On Paul's 966th day as a Russian hostage, Paul's lawyers, Vladimir Zherebenkov and Olga Karlova, have filed a motion for his transfer to the US to serve out the remainder of his prison sentence [8/20/2021]. They have petitioned based on Article 469 and 470 of the Russian Criminal Procedure Code. A Russian court could approve or decide, based on Article 471, that Paul is not a candidate for transfer. (Relevant Russian criminal code included below).
[Paul Whelan's defense filed a petition for his removal to the United States in court (interfax.ru) ]

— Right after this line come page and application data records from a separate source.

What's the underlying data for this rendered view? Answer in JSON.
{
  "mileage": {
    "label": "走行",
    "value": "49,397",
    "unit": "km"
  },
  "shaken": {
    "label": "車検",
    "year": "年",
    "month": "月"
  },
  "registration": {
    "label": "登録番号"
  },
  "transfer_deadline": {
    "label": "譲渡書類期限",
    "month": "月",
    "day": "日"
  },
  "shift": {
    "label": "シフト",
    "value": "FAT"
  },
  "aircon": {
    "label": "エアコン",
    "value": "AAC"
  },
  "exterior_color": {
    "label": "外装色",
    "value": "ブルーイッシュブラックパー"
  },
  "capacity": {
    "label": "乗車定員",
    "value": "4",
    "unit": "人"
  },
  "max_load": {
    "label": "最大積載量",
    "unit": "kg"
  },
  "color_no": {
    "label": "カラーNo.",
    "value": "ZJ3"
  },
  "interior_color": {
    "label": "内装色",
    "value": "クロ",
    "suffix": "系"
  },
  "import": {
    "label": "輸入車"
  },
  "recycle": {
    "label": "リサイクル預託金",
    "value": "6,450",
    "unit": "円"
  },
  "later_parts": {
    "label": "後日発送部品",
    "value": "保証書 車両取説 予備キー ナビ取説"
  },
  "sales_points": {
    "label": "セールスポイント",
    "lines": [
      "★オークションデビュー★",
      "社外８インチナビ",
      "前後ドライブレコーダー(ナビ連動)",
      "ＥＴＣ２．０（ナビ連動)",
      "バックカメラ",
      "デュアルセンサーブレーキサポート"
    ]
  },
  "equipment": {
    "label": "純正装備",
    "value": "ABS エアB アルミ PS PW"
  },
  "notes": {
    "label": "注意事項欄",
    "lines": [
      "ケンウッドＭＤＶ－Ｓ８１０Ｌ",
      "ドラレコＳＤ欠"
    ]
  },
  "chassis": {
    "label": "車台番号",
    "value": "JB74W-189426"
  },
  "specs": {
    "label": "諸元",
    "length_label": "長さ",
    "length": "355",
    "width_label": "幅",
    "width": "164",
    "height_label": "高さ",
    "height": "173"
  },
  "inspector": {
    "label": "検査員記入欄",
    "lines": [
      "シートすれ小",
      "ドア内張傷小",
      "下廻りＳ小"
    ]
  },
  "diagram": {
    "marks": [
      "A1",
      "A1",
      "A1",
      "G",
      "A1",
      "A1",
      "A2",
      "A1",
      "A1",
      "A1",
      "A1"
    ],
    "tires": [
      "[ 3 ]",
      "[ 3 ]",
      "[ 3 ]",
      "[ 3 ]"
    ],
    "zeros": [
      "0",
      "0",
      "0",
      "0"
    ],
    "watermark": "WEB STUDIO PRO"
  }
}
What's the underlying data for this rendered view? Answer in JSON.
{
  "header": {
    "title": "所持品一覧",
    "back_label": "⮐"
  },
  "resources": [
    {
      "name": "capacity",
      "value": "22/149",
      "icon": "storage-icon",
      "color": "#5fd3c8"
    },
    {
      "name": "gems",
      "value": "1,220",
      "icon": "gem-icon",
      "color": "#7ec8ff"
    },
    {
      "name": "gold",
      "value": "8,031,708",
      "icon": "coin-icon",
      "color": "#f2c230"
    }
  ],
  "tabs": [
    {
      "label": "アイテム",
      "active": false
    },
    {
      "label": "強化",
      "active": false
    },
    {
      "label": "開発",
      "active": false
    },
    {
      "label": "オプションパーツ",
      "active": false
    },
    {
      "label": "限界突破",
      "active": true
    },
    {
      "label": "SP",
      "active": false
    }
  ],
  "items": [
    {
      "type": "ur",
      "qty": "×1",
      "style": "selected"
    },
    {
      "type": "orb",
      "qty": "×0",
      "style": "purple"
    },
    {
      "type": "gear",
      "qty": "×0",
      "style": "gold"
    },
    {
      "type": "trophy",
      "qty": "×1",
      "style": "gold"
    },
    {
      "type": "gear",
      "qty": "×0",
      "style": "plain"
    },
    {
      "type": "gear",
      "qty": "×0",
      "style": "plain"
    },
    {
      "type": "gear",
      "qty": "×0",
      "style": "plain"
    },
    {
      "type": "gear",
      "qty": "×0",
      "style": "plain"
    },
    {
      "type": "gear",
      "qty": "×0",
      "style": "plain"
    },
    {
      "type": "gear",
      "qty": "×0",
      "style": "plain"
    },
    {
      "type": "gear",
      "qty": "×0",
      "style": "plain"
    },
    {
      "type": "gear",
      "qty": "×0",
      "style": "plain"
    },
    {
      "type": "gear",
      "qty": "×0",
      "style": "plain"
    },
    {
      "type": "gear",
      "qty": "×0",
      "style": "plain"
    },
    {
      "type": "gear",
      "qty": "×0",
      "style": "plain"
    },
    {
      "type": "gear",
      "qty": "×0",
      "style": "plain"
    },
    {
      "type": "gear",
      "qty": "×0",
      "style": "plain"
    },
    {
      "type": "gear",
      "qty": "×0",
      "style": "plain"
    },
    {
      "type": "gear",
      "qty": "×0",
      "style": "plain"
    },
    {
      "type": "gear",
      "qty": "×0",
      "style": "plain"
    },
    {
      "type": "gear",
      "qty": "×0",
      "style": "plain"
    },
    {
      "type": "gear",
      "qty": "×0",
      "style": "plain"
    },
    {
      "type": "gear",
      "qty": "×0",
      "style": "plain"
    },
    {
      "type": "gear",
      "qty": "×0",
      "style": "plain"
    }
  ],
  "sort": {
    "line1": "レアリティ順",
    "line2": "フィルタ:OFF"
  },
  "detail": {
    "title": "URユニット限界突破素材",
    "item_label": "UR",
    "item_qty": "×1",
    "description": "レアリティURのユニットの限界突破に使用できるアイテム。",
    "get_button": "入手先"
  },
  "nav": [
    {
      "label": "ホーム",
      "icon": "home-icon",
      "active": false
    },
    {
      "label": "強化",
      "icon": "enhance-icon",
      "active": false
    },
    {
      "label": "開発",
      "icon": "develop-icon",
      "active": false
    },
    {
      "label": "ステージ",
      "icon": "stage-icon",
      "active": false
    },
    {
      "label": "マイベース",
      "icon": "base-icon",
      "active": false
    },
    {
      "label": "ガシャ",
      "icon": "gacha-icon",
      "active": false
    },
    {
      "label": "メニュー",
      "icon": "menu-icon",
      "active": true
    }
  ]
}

[The Moscow City Court registered Whelan's petition to transfer him to the United States to serving his sentence - Incidents - TASS ]
As Ms. Karlova makes clear in the Interfax report, it's not clear what Paul's understanding of this legal process is and whether he has confirmed his support for it. Some Russian media have indicated that "Paul" has requested a transfer: that's not at all clear. The warden at IK-17 continues to prohibit phone calls to Paul's lawyers or to the U.S. Embassy, where Paul might be able to get information or advice. We hope that Paul's wishes are clarified soon and that the FSIN stops prohibiting access to his lawyer.
[8/3/2021: Whelan's lawyer complained about the lack of communication with the ward - News - Incidents - Kommersant ]
While it might be positive to have Paul out of Russia, a successful transfer allows the Russian government to launder wrongful convictions. If (a) the Russian court approves the petition and (b) the Russian government allows the transfer and (c) the U.S. accepts the transfer, Paul would then be serving a 16-year sentence for a crime he didn't commit, only in a U.S. prison and without a possibility to appeal the wrongful conviction. That doesn't seem like fairness or justice.
[US State Department International Prisoner Transfer program: 7 FAM 480 INTERNATIONAL PRISONER TRANSFER PROGRAM (state.gov) ]